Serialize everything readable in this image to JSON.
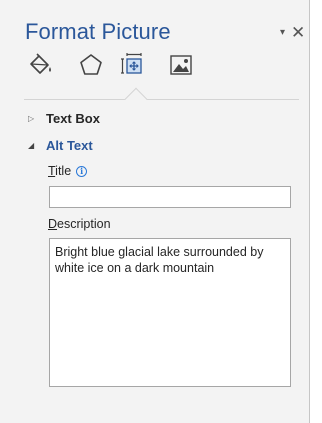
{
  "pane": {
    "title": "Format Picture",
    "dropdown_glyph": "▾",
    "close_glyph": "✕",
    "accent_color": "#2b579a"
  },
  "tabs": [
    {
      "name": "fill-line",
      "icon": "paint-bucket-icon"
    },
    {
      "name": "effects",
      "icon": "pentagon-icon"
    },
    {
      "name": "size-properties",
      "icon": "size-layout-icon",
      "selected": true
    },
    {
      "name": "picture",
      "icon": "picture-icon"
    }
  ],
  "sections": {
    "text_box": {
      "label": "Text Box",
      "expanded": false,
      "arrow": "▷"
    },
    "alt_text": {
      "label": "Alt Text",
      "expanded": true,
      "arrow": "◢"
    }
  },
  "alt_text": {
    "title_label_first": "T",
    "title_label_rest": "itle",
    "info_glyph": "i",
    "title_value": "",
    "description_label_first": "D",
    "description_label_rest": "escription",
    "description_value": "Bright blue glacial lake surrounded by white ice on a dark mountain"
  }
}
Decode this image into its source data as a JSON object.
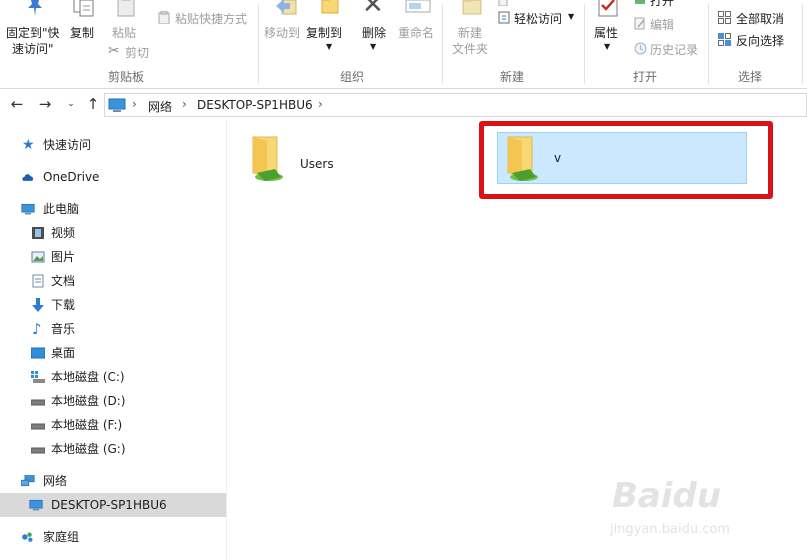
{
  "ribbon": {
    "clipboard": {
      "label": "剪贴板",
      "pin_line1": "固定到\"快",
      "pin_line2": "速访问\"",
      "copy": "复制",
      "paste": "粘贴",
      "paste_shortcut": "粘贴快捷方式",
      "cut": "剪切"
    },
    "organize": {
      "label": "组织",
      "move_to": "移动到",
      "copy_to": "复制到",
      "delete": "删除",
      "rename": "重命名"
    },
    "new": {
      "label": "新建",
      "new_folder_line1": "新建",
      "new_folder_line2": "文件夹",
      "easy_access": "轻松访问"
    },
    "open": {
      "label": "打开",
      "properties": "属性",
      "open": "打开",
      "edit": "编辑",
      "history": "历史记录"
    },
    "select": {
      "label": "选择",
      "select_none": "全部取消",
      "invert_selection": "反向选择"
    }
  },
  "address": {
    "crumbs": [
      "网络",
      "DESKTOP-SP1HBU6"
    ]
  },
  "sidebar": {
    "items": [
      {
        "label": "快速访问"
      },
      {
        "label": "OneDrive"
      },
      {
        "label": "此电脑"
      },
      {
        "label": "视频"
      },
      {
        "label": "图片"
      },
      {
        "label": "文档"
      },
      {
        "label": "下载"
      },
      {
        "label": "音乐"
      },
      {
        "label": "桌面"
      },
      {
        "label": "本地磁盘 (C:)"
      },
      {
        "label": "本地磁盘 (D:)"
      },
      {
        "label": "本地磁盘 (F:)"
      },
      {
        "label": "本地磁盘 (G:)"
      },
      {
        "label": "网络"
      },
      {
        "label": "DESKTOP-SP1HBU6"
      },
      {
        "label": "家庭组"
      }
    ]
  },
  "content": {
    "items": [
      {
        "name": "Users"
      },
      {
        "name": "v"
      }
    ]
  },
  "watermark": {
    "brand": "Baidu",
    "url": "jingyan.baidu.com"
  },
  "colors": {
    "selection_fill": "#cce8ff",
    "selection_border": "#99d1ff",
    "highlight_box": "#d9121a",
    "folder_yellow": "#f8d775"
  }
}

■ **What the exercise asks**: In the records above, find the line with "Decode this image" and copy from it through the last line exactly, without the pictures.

■ **Answer to the problem**:
Decode this image into its source data as a JSON object.
{
  "ribbon": {
    "clipboard": {
      "label": "剪贴板",
      "pin_line1": "固定到\"快",
      "pin_line2": "速访问\"",
      "copy": "复制",
      "paste": "粘贴",
      "paste_shortcut": "粘贴快捷方式",
      "cut": "剪切"
    },
    "organize": {
      "label": "组织",
      "move_to": "移动到",
      "copy_to": "复制到",
      "delete": "删除",
      "rename": "重命名"
    },
    "new": {
      "label": "新建",
      "new_folder_line1": "新建",
      "new_folder_line2": "文件夹",
      "easy_access": "轻松访问"
    },
    "open": {
      "label": "打开",
      "properties": "属性",
      "open": "打开",
      "edit": "编辑",
      "history": "历史记录"
    },
    "select": {
      "label": "选择",
      "select_none": "全部取消",
      "invert_selection": "反向选择"
    }
  },
  "address": {
    "crumbs": [
      "网络",
      "DESKTOP-SP1HBU6"
    ]
  },
  "sidebar": {
    "items": [
      {
        "label": "快速访问"
      },
      {
        "label": "OneDrive"
      },
      {
        "label": "此电脑"
      },
      {
        "label": "视频"
      },
      {
        "label": "图片"
      },
      {
        "label": "文档"
      },
      {
        "label": "下载"
      },
      {
        "label": "音乐"
      },
      {
        "label": "桌面"
      },
      {
        "label": "本地磁盘 (C:)"
      },
      {
        "label": "本地磁盘 (D:)"
      },
      {
        "label": "本地磁盘 (F:)"
      },
      {
        "label": "本地磁盘 (G:)"
      },
      {
        "label": "网络"
      },
      {
        "label": "DESKTOP-SP1HBU6"
      },
      {
        "label": "家庭组"
      }
    ]
  },
  "content": {
    "items": [
      {
        "name": "Users"
      },
      {
        "name": "v"
      }
    ]
  },
  "watermark": {
    "brand": "Baidu",
    "url": "jingyan.baidu.com"
  },
  "colors": {
    "selection_fill": "#cce8ff",
    "selection_border": "#99d1ff",
    "highlight_box": "#d9121a",
    "folder_yellow": "#f8d775"
  }
}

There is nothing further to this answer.